[Stored items]
+--
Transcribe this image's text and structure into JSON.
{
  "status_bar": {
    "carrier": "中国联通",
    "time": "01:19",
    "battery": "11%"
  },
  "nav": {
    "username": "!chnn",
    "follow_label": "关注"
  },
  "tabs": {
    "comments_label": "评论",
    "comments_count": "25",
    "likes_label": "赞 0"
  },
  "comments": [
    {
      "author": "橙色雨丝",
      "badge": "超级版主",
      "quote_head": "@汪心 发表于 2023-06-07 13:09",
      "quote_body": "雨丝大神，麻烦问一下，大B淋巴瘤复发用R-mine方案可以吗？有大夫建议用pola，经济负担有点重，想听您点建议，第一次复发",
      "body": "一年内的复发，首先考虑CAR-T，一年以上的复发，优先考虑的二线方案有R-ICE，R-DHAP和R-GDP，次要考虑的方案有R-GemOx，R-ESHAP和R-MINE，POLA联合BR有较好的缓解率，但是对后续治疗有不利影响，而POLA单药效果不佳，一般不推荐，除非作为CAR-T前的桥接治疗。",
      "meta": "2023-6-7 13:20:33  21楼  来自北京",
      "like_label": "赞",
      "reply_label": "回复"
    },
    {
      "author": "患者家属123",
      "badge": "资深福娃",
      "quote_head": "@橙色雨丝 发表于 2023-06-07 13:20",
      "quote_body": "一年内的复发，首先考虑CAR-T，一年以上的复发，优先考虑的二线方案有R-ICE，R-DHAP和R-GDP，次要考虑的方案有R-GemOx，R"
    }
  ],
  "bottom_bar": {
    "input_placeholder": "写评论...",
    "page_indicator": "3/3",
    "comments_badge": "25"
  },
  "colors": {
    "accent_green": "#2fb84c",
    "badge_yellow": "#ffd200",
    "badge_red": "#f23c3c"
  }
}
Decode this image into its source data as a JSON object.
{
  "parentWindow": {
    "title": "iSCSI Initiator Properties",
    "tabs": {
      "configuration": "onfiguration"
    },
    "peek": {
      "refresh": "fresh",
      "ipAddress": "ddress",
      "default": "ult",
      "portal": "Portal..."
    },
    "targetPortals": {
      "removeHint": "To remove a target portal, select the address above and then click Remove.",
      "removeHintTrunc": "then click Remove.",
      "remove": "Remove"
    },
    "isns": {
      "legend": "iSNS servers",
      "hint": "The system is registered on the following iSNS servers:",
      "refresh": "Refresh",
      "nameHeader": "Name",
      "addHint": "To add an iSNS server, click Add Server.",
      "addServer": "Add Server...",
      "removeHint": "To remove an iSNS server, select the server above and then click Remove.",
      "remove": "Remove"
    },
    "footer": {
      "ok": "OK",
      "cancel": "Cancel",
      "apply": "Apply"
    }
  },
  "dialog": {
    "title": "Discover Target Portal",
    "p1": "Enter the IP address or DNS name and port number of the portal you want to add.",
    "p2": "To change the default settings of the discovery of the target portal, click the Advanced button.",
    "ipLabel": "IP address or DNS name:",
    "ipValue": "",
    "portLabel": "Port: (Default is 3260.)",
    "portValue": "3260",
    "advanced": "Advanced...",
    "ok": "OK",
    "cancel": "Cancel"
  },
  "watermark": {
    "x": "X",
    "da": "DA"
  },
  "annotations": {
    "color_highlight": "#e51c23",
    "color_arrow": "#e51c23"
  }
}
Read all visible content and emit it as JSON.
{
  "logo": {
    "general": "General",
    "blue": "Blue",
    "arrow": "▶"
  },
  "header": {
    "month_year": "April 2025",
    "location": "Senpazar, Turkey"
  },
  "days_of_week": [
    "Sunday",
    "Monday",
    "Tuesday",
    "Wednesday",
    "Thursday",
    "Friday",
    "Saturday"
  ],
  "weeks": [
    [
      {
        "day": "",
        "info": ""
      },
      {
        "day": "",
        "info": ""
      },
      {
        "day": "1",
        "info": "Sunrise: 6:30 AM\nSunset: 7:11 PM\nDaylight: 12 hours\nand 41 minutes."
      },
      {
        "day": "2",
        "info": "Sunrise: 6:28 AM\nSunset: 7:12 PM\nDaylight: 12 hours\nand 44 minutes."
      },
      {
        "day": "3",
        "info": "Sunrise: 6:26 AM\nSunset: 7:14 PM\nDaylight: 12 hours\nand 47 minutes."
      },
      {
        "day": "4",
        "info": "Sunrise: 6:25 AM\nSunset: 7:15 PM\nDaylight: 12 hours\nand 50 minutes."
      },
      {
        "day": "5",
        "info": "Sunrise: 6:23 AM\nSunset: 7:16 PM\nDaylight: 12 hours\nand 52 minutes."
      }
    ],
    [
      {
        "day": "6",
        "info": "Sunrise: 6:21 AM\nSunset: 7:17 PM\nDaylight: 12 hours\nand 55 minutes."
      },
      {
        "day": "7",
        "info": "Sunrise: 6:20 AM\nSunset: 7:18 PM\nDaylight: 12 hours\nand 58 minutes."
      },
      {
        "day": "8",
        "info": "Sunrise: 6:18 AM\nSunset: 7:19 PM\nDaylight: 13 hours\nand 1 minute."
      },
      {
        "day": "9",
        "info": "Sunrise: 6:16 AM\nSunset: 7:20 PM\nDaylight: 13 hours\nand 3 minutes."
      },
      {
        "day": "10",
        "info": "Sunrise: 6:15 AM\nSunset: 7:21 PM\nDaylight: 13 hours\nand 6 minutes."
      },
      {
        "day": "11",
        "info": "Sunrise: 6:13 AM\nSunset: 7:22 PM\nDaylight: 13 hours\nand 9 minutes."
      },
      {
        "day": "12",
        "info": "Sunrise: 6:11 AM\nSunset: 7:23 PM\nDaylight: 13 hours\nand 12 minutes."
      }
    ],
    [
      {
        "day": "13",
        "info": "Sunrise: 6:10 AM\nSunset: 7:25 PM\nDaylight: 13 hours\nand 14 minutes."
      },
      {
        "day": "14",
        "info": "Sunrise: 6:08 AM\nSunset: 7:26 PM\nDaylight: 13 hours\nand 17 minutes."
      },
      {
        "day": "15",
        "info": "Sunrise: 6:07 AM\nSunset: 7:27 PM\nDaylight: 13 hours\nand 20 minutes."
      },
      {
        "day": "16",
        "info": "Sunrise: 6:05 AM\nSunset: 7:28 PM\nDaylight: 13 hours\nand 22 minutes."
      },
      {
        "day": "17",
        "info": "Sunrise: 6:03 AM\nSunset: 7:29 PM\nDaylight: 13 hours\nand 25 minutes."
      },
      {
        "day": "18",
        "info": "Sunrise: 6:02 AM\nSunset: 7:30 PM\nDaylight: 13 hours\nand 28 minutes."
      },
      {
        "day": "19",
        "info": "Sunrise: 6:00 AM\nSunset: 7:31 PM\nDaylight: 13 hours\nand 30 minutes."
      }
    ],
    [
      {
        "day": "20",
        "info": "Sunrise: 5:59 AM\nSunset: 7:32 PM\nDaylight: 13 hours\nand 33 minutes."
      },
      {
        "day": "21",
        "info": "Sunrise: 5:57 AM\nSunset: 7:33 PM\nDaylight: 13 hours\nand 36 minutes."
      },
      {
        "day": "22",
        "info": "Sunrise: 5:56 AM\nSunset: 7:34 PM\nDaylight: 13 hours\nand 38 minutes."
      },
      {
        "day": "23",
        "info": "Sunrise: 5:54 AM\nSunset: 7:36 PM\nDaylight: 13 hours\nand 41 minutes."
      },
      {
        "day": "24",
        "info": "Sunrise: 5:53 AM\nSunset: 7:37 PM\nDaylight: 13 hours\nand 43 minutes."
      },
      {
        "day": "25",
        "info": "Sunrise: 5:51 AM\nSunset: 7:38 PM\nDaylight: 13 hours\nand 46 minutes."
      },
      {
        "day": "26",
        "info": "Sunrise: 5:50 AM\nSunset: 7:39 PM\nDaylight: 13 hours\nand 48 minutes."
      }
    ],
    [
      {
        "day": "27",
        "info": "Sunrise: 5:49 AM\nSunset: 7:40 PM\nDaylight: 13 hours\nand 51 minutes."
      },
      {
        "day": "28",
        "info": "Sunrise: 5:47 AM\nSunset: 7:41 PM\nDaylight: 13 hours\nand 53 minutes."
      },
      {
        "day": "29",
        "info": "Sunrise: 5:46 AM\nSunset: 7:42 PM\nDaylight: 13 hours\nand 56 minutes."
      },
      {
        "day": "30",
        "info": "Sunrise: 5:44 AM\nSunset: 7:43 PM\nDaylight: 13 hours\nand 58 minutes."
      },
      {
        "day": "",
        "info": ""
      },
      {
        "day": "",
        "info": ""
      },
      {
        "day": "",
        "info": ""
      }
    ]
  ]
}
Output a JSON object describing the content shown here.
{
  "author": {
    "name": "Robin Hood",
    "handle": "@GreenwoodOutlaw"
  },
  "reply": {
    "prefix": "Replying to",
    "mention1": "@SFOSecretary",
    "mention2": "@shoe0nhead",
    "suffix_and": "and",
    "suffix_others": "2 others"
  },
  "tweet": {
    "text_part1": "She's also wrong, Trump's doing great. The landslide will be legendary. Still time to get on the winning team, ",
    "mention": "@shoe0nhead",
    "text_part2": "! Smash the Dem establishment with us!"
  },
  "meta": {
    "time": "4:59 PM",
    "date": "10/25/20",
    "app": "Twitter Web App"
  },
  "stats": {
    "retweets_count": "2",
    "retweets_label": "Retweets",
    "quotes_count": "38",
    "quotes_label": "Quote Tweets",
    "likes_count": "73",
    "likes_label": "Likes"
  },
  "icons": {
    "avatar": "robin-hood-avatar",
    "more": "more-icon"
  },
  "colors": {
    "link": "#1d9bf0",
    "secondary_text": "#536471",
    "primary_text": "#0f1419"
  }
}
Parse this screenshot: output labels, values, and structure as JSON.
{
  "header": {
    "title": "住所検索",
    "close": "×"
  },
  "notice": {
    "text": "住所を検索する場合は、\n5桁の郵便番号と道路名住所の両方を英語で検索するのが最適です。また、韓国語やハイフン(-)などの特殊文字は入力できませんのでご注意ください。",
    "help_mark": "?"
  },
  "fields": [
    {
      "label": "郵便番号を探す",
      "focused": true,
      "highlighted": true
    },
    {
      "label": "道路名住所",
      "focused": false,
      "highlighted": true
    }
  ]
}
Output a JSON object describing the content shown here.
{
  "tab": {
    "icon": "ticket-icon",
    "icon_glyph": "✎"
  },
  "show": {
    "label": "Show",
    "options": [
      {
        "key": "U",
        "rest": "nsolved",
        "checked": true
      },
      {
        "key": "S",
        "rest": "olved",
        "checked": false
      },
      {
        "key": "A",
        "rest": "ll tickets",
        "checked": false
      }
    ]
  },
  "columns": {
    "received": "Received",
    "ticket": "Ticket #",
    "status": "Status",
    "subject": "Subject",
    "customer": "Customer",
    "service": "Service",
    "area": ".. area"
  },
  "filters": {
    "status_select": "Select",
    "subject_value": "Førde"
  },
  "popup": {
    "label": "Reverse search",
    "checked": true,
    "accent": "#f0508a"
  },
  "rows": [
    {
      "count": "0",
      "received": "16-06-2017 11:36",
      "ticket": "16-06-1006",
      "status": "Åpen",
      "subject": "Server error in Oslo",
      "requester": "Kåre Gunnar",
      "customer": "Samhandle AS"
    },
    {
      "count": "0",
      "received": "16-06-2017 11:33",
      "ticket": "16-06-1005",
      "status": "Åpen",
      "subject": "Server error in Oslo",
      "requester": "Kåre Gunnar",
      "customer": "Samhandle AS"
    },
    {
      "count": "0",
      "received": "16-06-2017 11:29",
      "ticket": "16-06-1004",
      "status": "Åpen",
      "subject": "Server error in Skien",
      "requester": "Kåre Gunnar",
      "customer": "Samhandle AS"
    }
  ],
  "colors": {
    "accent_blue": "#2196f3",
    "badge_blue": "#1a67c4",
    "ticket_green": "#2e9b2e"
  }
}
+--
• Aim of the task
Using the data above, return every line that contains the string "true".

• Answer space
      "focused": true,
      "highlighted": true
      "highlighted": true
        "checked": true
    "checked": true,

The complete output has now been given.